MUSCATINE, Iowa — An local legislator from is setting his sights on another capitol — the one in Washington, D.C.
Iowa Rep. Mark Lofgren, 51, a two-term Republican lawmaker from Muscatine, plans to make his officials announcement Wednesday morning at Boonie’s on the Avenue in Muscatine and four other sites that he will run for the Republican nomination for the Second District congressional seat now held by Rep. Dave Loebsack, D-Iowa.
The public is invited to join Lofgren at Boonie's, 214 Iowa Ave., at 9 a.m.
Lofgren is the first Republican to declare his candidacy for Loebsack's seat. The Republican and Democratic primary elections will be held in June 2014.
“I have learned a lot from my constituents — both the supportive and the not-so-supportive ones,” he plans to say in the speech, which Lofgren’s wife, Paula, provided to the Muscatine Journal on Tuesday. “I often hear people comment that the two parties in Iowa don’t work well together. I can tell you from experience that this is just not the case.”
Reached in Des Moines Tuesday morning after attending a ceremony for Latino groups held at the Capitol, Lofgren said he didn’t give the decision to run much thought until after the 2013 legislative session ended last month.
“During the session I had different people talk to me saying this is something I should consider,” he said. “Obviously it was a very busy session and it became clear that I didn’t want to talk about it much until the session got squared away.”
He praised fellow legislators for their mentoring and encouragement, including former Rep. Jeff Kaufmann, R-Wilton, now a Cedar County supervisor; House Speaker Kraig Paulsen, R-Hiawatha; and Majority Leader Linda Upmeyer, R-Clear Lake.
“This may be the worst-kept secret in Iowa,” Kaufmann said by telephone Tuesday. “I almost hate to see him broaden his interest.
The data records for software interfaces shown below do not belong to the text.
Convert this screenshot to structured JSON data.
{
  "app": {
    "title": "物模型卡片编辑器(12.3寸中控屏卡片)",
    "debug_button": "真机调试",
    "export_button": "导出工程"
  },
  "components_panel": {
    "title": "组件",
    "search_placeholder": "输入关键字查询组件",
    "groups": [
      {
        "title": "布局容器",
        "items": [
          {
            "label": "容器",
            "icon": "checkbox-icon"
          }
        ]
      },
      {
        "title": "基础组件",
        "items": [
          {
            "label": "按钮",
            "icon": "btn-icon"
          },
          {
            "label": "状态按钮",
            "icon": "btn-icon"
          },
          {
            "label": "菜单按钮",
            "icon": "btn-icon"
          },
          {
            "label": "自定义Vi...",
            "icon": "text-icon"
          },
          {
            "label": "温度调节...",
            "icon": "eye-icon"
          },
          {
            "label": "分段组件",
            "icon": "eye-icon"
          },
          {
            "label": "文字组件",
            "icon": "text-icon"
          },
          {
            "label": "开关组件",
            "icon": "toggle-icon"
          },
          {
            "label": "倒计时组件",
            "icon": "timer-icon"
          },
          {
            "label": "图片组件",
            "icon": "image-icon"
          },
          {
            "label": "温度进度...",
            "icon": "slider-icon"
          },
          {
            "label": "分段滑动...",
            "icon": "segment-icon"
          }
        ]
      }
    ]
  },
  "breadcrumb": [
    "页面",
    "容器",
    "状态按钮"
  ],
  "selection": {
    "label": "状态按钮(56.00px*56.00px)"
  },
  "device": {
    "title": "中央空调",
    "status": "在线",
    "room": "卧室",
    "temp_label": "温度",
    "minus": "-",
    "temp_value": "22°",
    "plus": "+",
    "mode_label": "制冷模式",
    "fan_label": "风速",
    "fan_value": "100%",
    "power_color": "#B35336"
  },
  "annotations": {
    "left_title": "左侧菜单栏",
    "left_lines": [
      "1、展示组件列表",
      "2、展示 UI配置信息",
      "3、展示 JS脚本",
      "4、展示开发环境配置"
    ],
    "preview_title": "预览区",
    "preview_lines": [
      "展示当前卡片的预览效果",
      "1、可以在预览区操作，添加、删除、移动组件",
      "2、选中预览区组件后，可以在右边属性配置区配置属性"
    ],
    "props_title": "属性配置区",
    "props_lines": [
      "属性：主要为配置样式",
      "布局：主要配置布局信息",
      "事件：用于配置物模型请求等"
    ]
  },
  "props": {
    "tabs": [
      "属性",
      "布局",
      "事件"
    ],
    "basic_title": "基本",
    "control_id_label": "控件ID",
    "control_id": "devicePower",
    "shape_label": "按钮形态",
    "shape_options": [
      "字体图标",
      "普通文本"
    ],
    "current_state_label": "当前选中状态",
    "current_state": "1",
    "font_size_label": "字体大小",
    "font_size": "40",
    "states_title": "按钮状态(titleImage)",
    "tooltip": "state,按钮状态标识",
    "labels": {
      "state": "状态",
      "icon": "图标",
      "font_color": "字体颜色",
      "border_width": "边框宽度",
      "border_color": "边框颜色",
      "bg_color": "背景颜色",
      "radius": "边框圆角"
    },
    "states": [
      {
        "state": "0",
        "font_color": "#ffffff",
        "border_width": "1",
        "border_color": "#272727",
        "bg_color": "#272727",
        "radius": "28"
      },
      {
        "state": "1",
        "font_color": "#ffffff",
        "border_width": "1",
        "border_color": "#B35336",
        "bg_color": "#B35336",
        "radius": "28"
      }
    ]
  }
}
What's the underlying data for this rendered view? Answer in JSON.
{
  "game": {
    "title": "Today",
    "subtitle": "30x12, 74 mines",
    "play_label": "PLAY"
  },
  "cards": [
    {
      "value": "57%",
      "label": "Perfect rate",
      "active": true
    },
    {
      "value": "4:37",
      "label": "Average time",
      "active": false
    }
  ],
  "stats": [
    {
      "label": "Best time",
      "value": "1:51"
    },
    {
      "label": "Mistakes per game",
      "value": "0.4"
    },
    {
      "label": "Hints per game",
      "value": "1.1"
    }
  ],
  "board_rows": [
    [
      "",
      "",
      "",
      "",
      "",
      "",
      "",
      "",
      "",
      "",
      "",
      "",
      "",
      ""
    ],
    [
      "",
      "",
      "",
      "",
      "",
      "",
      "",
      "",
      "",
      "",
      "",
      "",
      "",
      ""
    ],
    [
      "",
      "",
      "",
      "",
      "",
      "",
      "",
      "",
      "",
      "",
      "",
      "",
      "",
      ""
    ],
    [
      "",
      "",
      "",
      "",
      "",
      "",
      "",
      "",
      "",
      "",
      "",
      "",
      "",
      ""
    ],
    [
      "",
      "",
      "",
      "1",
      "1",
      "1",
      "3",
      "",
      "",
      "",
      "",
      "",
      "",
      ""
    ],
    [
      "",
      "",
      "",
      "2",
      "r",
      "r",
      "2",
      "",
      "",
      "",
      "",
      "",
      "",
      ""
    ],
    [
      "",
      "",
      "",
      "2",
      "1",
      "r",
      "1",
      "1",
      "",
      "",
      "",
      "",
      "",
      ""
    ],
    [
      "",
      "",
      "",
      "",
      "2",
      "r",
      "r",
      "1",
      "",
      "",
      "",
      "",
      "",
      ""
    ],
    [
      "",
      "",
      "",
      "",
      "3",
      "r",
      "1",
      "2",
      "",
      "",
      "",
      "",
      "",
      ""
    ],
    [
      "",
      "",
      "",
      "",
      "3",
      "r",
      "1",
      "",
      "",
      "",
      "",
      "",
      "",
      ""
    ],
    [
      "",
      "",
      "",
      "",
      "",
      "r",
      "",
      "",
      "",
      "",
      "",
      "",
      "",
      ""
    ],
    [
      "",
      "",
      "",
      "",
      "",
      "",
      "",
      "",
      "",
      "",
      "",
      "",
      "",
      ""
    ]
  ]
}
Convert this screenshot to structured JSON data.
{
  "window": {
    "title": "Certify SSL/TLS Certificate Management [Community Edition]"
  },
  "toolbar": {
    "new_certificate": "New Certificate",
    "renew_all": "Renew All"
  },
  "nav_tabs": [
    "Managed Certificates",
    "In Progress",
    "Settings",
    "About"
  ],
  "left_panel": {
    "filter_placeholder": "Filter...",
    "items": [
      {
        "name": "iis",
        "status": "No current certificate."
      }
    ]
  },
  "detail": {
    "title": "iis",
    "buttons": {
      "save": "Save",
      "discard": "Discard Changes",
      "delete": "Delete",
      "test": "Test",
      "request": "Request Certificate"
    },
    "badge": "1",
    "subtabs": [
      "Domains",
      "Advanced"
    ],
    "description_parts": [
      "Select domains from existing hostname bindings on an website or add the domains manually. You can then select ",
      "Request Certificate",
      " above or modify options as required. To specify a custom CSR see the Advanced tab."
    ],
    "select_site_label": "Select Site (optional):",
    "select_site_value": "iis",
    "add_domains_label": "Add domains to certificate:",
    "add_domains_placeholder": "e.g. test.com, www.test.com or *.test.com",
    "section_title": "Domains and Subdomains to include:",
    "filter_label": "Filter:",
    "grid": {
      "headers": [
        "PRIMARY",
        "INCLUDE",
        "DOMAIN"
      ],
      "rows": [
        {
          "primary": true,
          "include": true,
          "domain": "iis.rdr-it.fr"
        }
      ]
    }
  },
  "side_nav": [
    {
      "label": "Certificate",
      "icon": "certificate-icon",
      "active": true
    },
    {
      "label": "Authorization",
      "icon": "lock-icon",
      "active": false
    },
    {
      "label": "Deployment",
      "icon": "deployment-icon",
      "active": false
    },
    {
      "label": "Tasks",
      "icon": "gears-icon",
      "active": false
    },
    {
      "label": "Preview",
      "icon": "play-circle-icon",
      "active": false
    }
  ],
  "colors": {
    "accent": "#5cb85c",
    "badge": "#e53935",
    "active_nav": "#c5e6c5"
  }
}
He has been such a hard-working (state) legislator and an almost boundless advocate for Muscatine.”
“He’s also been pragmatic and willing to work with people on the other side. I think people in the Second District will see the same hard work and dedication that we have seen.”
Joe Hand, a spokesman for the man Lofgren hopes to challenge in November 2014, said Loebsack "has a proven track record of consistently looking for ways to reach across the aisle to actually get accomplished what Iowans are demanding." Hand confirmed that Loebsack plans to seek re-election for a fifth term.
Kaufmann said he hasn’t heard of other GOP candidates who plan to declare for the race. “I am sure there will be a primary, but I think Mark will be as competitive as any other Republican candidate,” he said. “It is difficult to beat an incumbent, but I don’t think Congressman Loebsack isn't as ingrained in the Second District as other (representatives) have become. I think voters, especially independent voters, will pause and look at both of them.”
Kaufmann called Lofgren “a unique politician who doesn’t waste time with things done for pure politics.”
“An open-minded shot,” he said, “is all a candidate can ask for.”
Lofgren, a lifelong resident of Muscatine with four children, said he’s taken an increasing interest in the state budget during the three years he’s been in office. “I think Iowa has done a good job” managing expenses and revenues, he said, “and we have a lot of good values in Iowa that will be good attributes in Washington, D.C.”
Another of those values is collaboration, he said.
“In Iowa, we are better at ironing problems out, but in Washington I don’t think they do,” he said. “I have tried hard (in the Appropriations Committee, which Lofgren served as vice-chair in 2013) to allow the other party to voice their opinions. You just get the five most liberal and five most conservative members out of the mix and the rest of us can work it out.”